* [Problem to solve]: Every line below that has the string "icon" needs to be copied.

*** Working data

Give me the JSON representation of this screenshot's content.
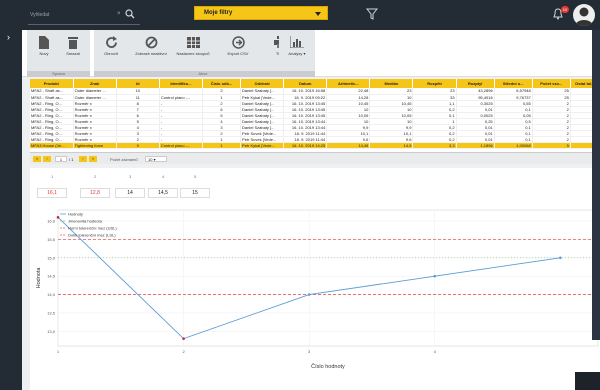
{
  "topbar": {
    "search_label": "Vyhledat",
    "search_clear": "×",
    "filter_title": "Moje filtry",
    "notification_count": "10"
  },
  "toolbar": {
    "buttons": [
      {
        "label": "Nový",
        "icon": "new-file-icon"
      },
      {
        "label": "Smazat",
        "icon": "trash-icon"
      },
      {
        "label": "Obnovit",
        "icon": "refresh-icon"
      },
      {
        "label": "Zobrazit neaktivní",
        "icon": "ban-icon"
      },
      {
        "label": "Nastavení sloupců",
        "icon": "table-icon"
      },
      {
        "label": "Export CSV",
        "icon": "arrow-right-circle-icon"
      },
      {
        "label": "Tisk",
        "icon": "print-icon"
      },
      {
        "label": "Analýzy",
        "icon": "bar-chart-icon"
      }
    ],
    "groups": [
      "Správa",
      "Akce"
    ]
  },
  "table": {
    "columns": [
      "Produkt",
      "Znak",
      "Id",
      "Identifiko...",
      "Číslo odb...",
      "Odebral",
      "Datum",
      "Aritmetic...",
      "Medián",
      "Rozpětí",
      "Rozptyl",
      "Střední o...",
      "Počet vzo...",
      "Ostat tol..."
    ],
    "rows": [
      [
        "MFA2 - Shaft as...",
        "Outer diameter ...",
        "10",
        "",
        "2",
        "Daniel Szabaty [...",
        "16. 10. 2019 16:58",
        "22,48",
        "23",
        "23",
        "43,2896",
        "6,57948",
        "25",
        "2"
      ],
      [
        "MFA2 - Shaft as...",
        "Outer diameter ...",
        "11",
        "Control plano -...",
        "1",
        "Petr Kykal [Vede...",
        "18. 9. 2019 09:22",
        "14,28",
        "10",
        "33",
        "95,4016",
        "9,76737",
        "25",
        "2"
      ],
      [
        "MFA2 - Ring, O...",
        "Rozměr x",
        "8",
        "-",
        "2",
        "Daniel Szabaty [...",
        "16. 10. 2019 13:45",
        "10,45",
        "10,45",
        "1,1",
        "0,3025",
        "0,55",
        "2",
        "2"
      ],
      [
        "MFA2 - Ring, O...",
        "Rozměr x",
        "7",
        "-",
        "6",
        "Daniel Szabaty [...",
        "16. 10. 2019 13:45",
        "10",
        "10",
        "0,2",
        "0,01",
        "0,1",
        "2",
        "2"
      ],
      [
        "MFA2 - Ring, O...",
        "Rozměr x",
        "6",
        "-",
        "5",
        "Daniel Szabaty [...",
        "16. 10. 2019 13:45",
        "10,05",
        "10,05",
        "0,1",
        "0,0025",
        "0,05",
        "2",
        "2"
      ],
      [
        "MFA2 - Ring, O...",
        "Rozměr x",
        "5",
        "-",
        "4",
        "Daniel Szabaty [...",
        "16. 10. 2019 13:44",
        "10",
        "10",
        "1",
        "0,25",
        "0,5",
        "2",
        "2"
      ],
      [
        "MFA2 - Ring, O...",
        "Rozměr x",
        "4",
        "-",
        "3",
        "Daniel Szabaty [...",
        "16. 10. 2019 13:44",
        "9,9",
        "9,9",
        "0,2",
        "0,01",
        "0,1",
        "2",
        "2"
      ],
      [
        "MFA2 - Ring, O...",
        "Rozměr x",
        "3",
        "-",
        "2",
        "Petr Suvek [Vede...",
        "18. 9. 2019 11:44",
        "10,1",
        "10,1",
        "0,2",
        "0,01",
        "0,1",
        "2",
        "2"
      ],
      [
        "MFA2 - Ring, O...",
        "Rozměr x",
        "2",
        "-",
        "1",
        "Petr Suvek [Vede...",
        "18. 9. 2019 11:44",
        "9,6",
        "9,6",
        "0,2",
        "0,01",
        "0,1",
        "2",
        "2"
      ],
      [
        "MFA3 House (Ve...",
        "Tightening force",
        "9",
        "Control plano -...",
        "1",
        "Petr Kykal [Vede...",
        "16. 10. 2019 14:25",
        "14,48",
        "14,5",
        "3,3",
        "1,1896",
        "1,09068",
        "5",
        "2"
      ]
    ],
    "selected_index": 9
  },
  "pager": {
    "first": "«",
    "prev": "‹",
    "page": "1",
    "of": "/ 1",
    "next": "›",
    "last": "»",
    "size_label": "Počet záznamů",
    "size_value": "10"
  },
  "chart": {
    "top_index_labels": [
      "1",
      "2",
      "3",
      "4",
      "5"
    ],
    "top_values": [
      "16,1",
      "12,8",
      "14",
      "14,5",
      "15"
    ],
    "legend": [
      "Hodnoty",
      "Jmenovitá hodnota",
      "Horní tolerenční mez (USL)",
      "Dolní tolerenční mez (LSL)"
    ],
    "colors": {
      "values": "#5b9bd5",
      "nominal": "#8fbc8f",
      "usl": "#e06060",
      "lsl": "#e06060"
    }
  },
  "chart_data": {
    "type": "line",
    "title": "",
    "xlabel": "Číslo hodnoty",
    "ylabel": "Hodnota",
    "x": [
      1,
      2,
      3,
      4,
      5
    ],
    "series": [
      {
        "name": "Hodnoty",
        "values": [
          16.1,
          12.8,
          14,
          14.5,
          15
        ]
      }
    ],
    "nominal": 15,
    "usl": 15.5,
    "lsl": 14,
    "ylim": [
      12.6,
      16.3
    ],
    "y_ticks": [
      "13,0",
      "13,5",
      "14,0",
      "14,5",
      "15,0",
      "15,5",
      "16,0"
    ],
    "x_ticks": [
      "1",
      "2",
      "3",
      "4"
    ]
  }
}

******

* [Output]:
        "icon": "new-file-icon"
        "icon": "trash-icon"
        "icon": "refresh-icon"
        "icon": "ban-icon"
        "icon": "table-icon"
        "icon": "arrow-right-circle-icon"
        "icon": "print-icon"
        "icon": "bar-chart-icon"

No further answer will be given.